The term altruism was introduced into ethics by the French philosopher A. Comte as the opposite of egoism. The principle of altruism can be traced to ancient eastern moral concepts; it was formulated in Christianity as “love thy neighbor as thyself; during the 17th and 18th centuries it became a component of most ethical doctrines—the works of Shaftesbury, Hutcheson, A. Smith, J. Rousseau, and others.

In the history of the moral consciousness of mankind altruism has had a twofold significance. On the one hand, from the time of the breakup of primitive communes, it expressed the norms of reciprocal aid in personal relationships, opposing the influence of private ownership interests and other social tendencies which divide people, and shaped men’s consciousness in the spirit of unselfish devotion to one another. Altruism has retained this meaning in bourgeois society, where it takes the forms of private philanthropy and personal services.

On the other hand, every attempt to present altruism as a route to the transformation of an antagonistic society on nonegoistic principles led ultimately to ideological hypocrisy, masking the antagonism of class relations. Under socialism altruism has meaning primarily in personal relationships; it is inadequate when people serve “. . . not ‘those who are close to them’ but ‘those who are removed from them,’ i.e., society as a whole . . .” (V. I. Lenin, Poln. sobr. soch., 5th ed., vol. 39, p. 22).

O. G. DROBNITSKII

altruism

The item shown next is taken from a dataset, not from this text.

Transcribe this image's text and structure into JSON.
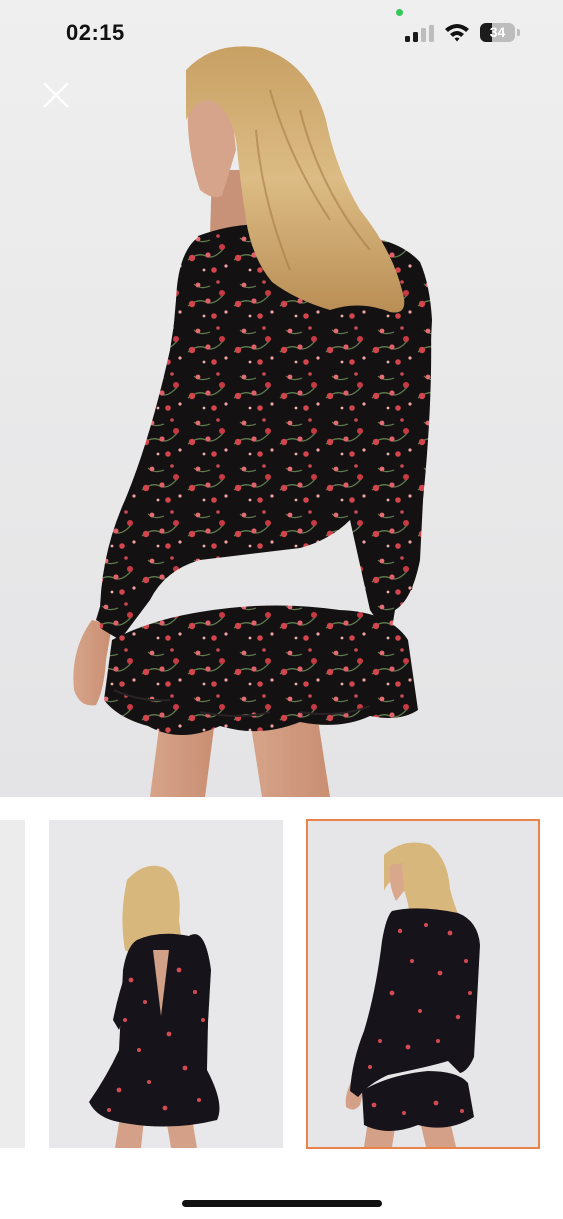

the philosophical doctrine that right action is that which produces the greatest benefit to others
References in periodicals archive ?
Strategies for developing altruism and martyrdom culture", a collection of articles proposed in national conference on altruist and martyrdom culture, Zanjan University and IRI Foundation of Martyr and War Veterans' Affairs.
Without bias or re-composition, even though collectives with more altruists have higher fitness, all selection is happening at the particle level and altruists will die out.
On the other hand, if the group is defined as those to whom the altruist can personally give, then the altruist would give more when gifts are targeted.
The experiences of such people seem to refute the view that altruists get satisfaction from choosing to do good.
Table 4 estimates two Tobit models: one for the egoists in the dictator game and a second for the altruists.
This function of market prices is equally relevant to a society of perfect altruists and to one composed entirely of selfish egotists.
Becker's altruist model assumes a male head of the household, whose motives are at least partially "altruistic," to account for coordinated behavior in the family that maximizes a single utility curve.
Just as the altruist acts without regard for consequences to family and self, Jesus went so far as to respond, when told his mother and brothers were waiting, "Who are my mother and brothers?
He's an altruist thinking he's doing everything for the best but he can't face up to his own ego.
As the editors note, "An altruist intends and acts for the other's sake as an end in itself rather than as a means to public recognition or internal well-being, although such benefits to self need not be resisted" (3).
Motivation that is totally altruist should be suspect.
He writes, "To prevent global collapse, we need something that is both visionary and highly profitable, something that can appeal to both the ardent altruist and the hardened venture capitalist.